Effective communication at all stages can make the difference. Project Management is all about communication. Whether you are after a simple construction project management software or at the other end of the spectrum, looking to develop web projects, it is all about the communication.
Communication is a two-way street – especially where complex business processes are involved. This applies to both sides equally. For example, you, the client, may be confused by the technical, development-specific terms being used by your web team, and so it’s important that you ask for clarification at the earliest stages to avoid any expensive misunderstandings.
Developers, on the other hand, need to be mindful of the fact that a lot of people won’t have their levels of technical knowledge and language, and this is in no way a reflection of their ability to understand the fundamentals of the design and build process, but merely highlights a need for both sides to try and communicate without excessive jargon.
And speaking of jargon, clients need also to remember that your business and its associated specialisations, processes and language might be very familiar to you, but could easily be misunderstood by someone working outside of your sector. So always take the time to start by giving any external agency an overview of your business before you start work. (Good software development agencies should take care of this at an early stage as part of their introduction and scoping processes). Ask the agency to do the same for you, and have them talk you through their team structure and explain or share reading materials on their specific project management processes. This will help both sides to understand each other’s needs from the start of the project and is a great opportunity for both sides to ask for explanations of any complex processes or unfamiliar language before work starts.
At this stage it’s good to meet or talk to as many of the client facing development and design team leaders or project managers as you need to, so you can be satisfied that they all fully understand where you’re coming from, and where your project needs to end up. This helps to avoid any cases of miscommunication further down the line as a large team may often rely on only one person (likely a project or account manager) to keep a broad overview of the project. Developers by their nature must focus on individual tasks and specialities, and a multi-skilled team on a large or complex development project may take a wide variety of different paths as part of the build and design process, but a confirmed understanding of the project goals before work starts will help everyone on the team to stay on track, and fully focused on the same end result.
But great communication shouldn’t just be limited to your development team. Always remember that the end product, be it an app, blog, e-commerce or even portfolio website, is a product that is designed to communicate something to your customers or end users. Therefore it’s good to make certain at the earliest stage of the design process exactly what you want to share with your audience and work with your design team from the very beginning to ensure that the right message is communicated.
Clear communication through design means taking care over the text as well as images. Make sure that icons are easily and quickly recognisable and use them in conjunction with headers and subheaders to help guide visitors through your site smoothly.
Make sure that the amount of content (written and visual) is proportionate to the type of message you want to convey – for example, pages and pages of small print have no place on a design-led e-commerce site – but a site designed to convey a large amount of complex information needs effective copy that is easy to read and navigate. Think also of the end user, and make allowances for language differences if a global audience, and always be mindful of accessibility.
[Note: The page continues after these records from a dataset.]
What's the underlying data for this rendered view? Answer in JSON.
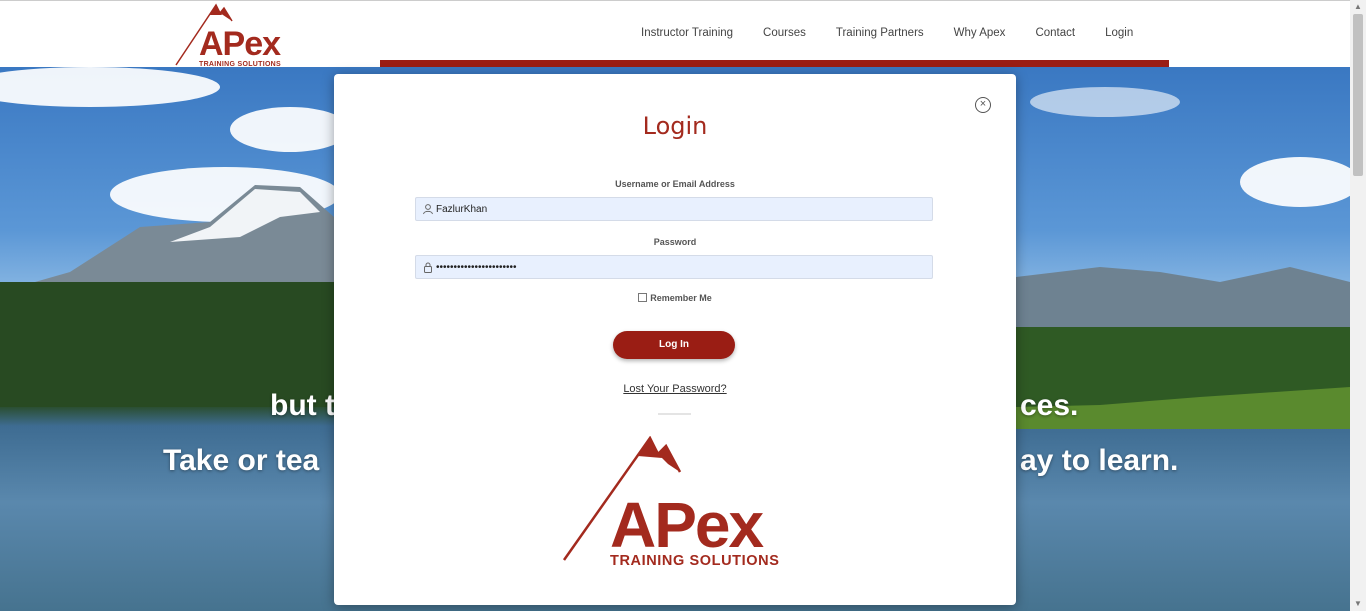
{
  "header": {
    "logo_text": "APex",
    "logo_sub": "TRAINING SOLUTIONS",
    "nav": [
      "Instructor Training",
      "Courses",
      "Training Partners",
      "Why Apex",
      "Contact",
      "Login"
    ]
  },
  "hero": {
    "line1_left": "but t",
    "line1_right": "ces.",
    "line2_left": "Take or tea",
    "line2_right": "ay to learn."
  },
  "modal": {
    "title": "Login",
    "username_label": "Username or Email Address",
    "username_value": "FazlurKhan",
    "password_label": "Password",
    "password_value": "•••••••••••••••••••••••",
    "remember_label": "Remember Me",
    "login_button": "Log In",
    "lost_password": "Lost Your Password?",
    "logo_text": "APex",
    "logo_sub": "TRAINING SOLUTIONS"
  },
  "colors": {
    "brand": "#a32a1e",
    "button": "#9a1d14",
    "field_bg": "#e8f0fe"
  }
}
Put yourself in the visitors’ shoes. Is it always obvious who you are and what you do? If not, a redesign is necessary so that this information is always available to them. And remember to include obvious links back home and to any calls to action, you want them to follow. Try and test out your designs and copy on a wide variety of people and devices to ensure that your message is clear every time.
If you started the project by clearly communicating your desired end goal to the entire development and design team, you should all have been heading in the same direction despite the different paths you may have needed to take to get there.